In late 2015, Fotaini traveled to Sanaa and met a Houthi smuggler called Ibrahim Hassam Halwan, known as Abu Khalel, who would be his contact in Iran. 

This is a complex network that requires constant monitoring, hence the focus on maritime security.

Dr. Theodore Karasik, Security analyst

Pretending to be relatives of wounded fighters, Fotaini, Abu Khalel, and another smuggler called Najeeb Suleiman boarded a humanitarian flight to Oman, and then flew to Iran. They were taken to the port city of Bandar Abbas, where they received training on using GPS, camouflage, steering vessels and maintaining engines.

“We stayed in Bandar Abbas for a month as they were preparing an arms shipment that we would be transporting to Yemen,” Fotaini said.

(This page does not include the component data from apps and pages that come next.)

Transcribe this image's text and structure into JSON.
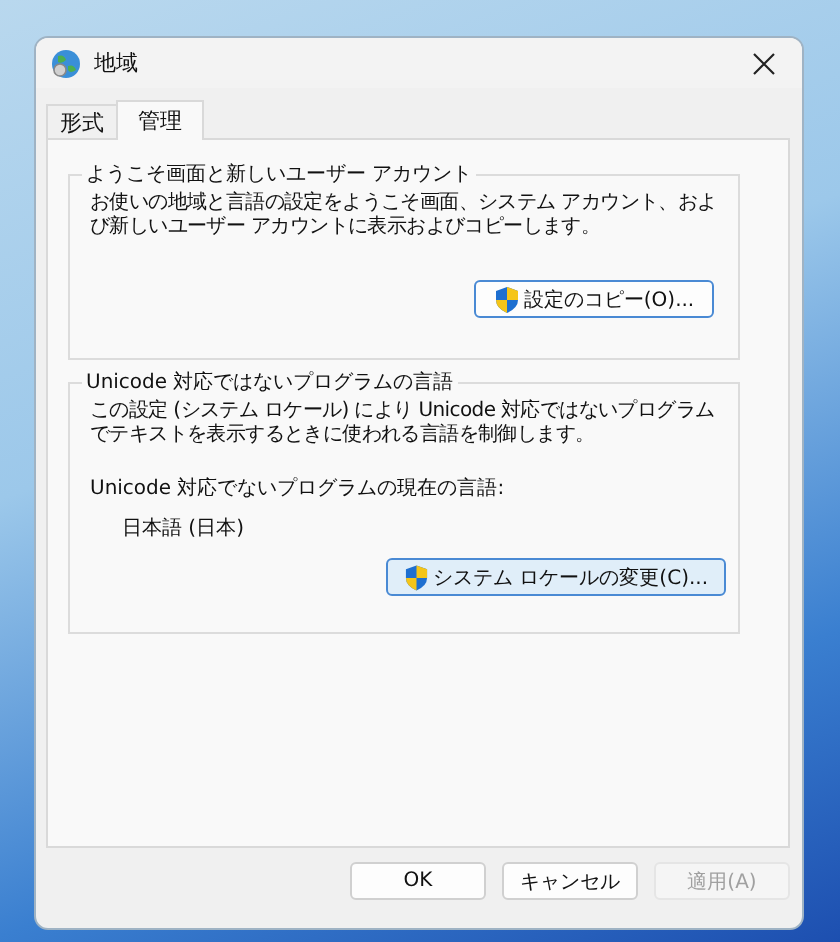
{
  "window": {
    "title": "地域"
  },
  "tabs": [
    {
      "label": "形式",
      "selected": false
    },
    {
      "label": "管理",
      "selected": true
    }
  ],
  "groups": [
    {
      "title": "ようこそ画面と新しいユーザー アカウント",
      "texts": [
        {
          "kind": "paragraph",
          "text": "お使いの地域と言語の設定をようこそ画面、システム アカウント、および新しいユーザー アカウントに表示およびコピーします。"
        }
      ],
      "button": {
        "label": "設定のコピー(O)...",
        "kind": "focused"
      }
    },
    {
      "title": "Unicode 対応ではないプログラムの言語",
      "texts": [
        {
          "kind": "paragraph",
          "text": "この設定 (システム ロケール) により Unicode 対応ではないプログラムでテキストを表示するときに使われる言語を制御します。"
        },
        {
          "kind": "label",
          "text": "Unicode 対応でないプログラムの現在の言語:"
        },
        {
          "kind": "value",
          "text": "日本語 (日本)"
        }
      ],
      "button": {
        "label": "システム ロケールの変更(C)...",
        "kind": "hot"
      }
    }
  ],
  "buttons": [
    {
      "label": "OK",
      "disabled": false
    },
    {
      "label": "キャンセル",
      "disabled": false
    },
    {
      "label": "適用(A)",
      "disabled": true
    }
  ]
}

On Fotaini’s first smuggling mission, his job was to act as a decoy for another boat carrying Iranian weapons to the Houthis. “The plan was for us to call the other boat to change course if anyone intercepted our boat,” he said.

He was then sent to Mahra in Yemen to await new arms shipments. The Houthis sent him data for a location at sea, where he and other smugglers met Abu Khalel with a boat laden with weapons from Iran, which were delivered to the Houthis.

Security analyst Dr. Theodore Karasik said long-standing trade ties between Yemen and Somalia made arms smuggling difficult to stop. “This is a complex network that requires constant monitoring, hence the focus on maritime security,” Karasik, a senior adviser to Gulf State Analytics in Washington, DC, told Arab News.

“The smuggling routes are along traditional lines of communication that intermix with other maritime commerce. The temptation to look the other way is sometimes strong, so sharp attention is required to break these chains.”